Task goal:
Apart from the images, every record below must be given again without alteration.

Study material:
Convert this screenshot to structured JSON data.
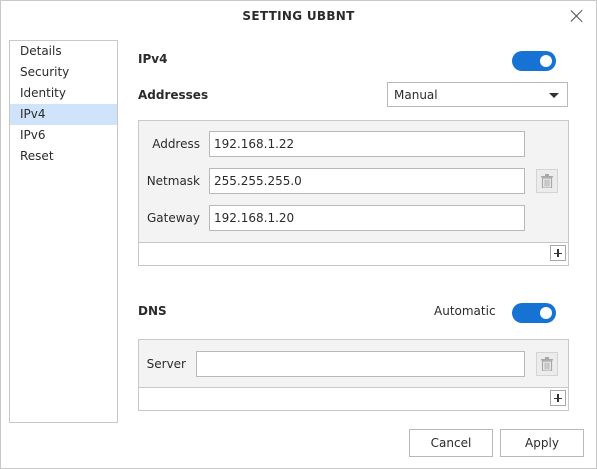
{
  "window": {
    "title": "SETTING UBBNT"
  },
  "sidebar": {
    "items": [
      {
        "label": "Details"
      },
      {
        "label": "Security"
      },
      {
        "label": "Identity"
      },
      {
        "label": "IPv4",
        "active": true
      },
      {
        "label": "IPv6"
      },
      {
        "label": "Reset"
      }
    ]
  },
  "ipv4": {
    "title": "IPv4",
    "enabled": true,
    "addresses_label": "Addresses",
    "method": "Manual",
    "fields": {
      "address_label": "Address",
      "address_value": "192.168.1.22",
      "netmask_label": "Netmask",
      "netmask_value": "255.255.255.0",
      "gateway_label": "Gateway",
      "gateway_value": "192.168.1.20"
    }
  },
  "dns": {
    "title": "DNS",
    "auto_label": "Automatic",
    "automatic": true,
    "server_label": "Server",
    "server_value": ""
  },
  "buttons": {
    "cancel": "Cancel",
    "apply": "Apply"
  },
  "colors": {
    "accent": "#1673d4",
    "selection": "#cfe4fa"
  }
}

Response box:
Convert this screenshot to structured JSON data.
{
  "window": {
    "title": "SETTING UBBNT"
  },
  "sidebar": {
    "items": [
      {
        "label": "Details"
      },
      {
        "label": "Security"
      },
      {
        "label": "Identity"
      },
      {
        "label": "IPv4",
        "active": true
      },
      {
        "label": "IPv6"
      },
      {
        "label": "Reset"
      }
    ]
  },
  "ipv4": {
    "title": "IPv4",
    "enabled": true,
    "addresses_label": "Addresses",
    "method": "Manual",
    "fields": {
      "address_label": "Address",
      "address_value": "192.168.1.22",
      "netmask_label": "Netmask",
      "netmask_value": "255.255.255.0",
      "gateway_label": "Gateway",
      "gateway_value": "192.168.1.20"
    }
  },
  "dns": {
    "title": "DNS",
    "auto_label": "Automatic",
    "automatic": true,
    "server_label": "Server",
    "server_value": ""
  },
  "buttons": {
    "cancel": "Cancel",
    "apply": "Apply"
  },
  "colors": {
    "accent": "#1673d4",
    "selection": "#cfe4fa"
  }
}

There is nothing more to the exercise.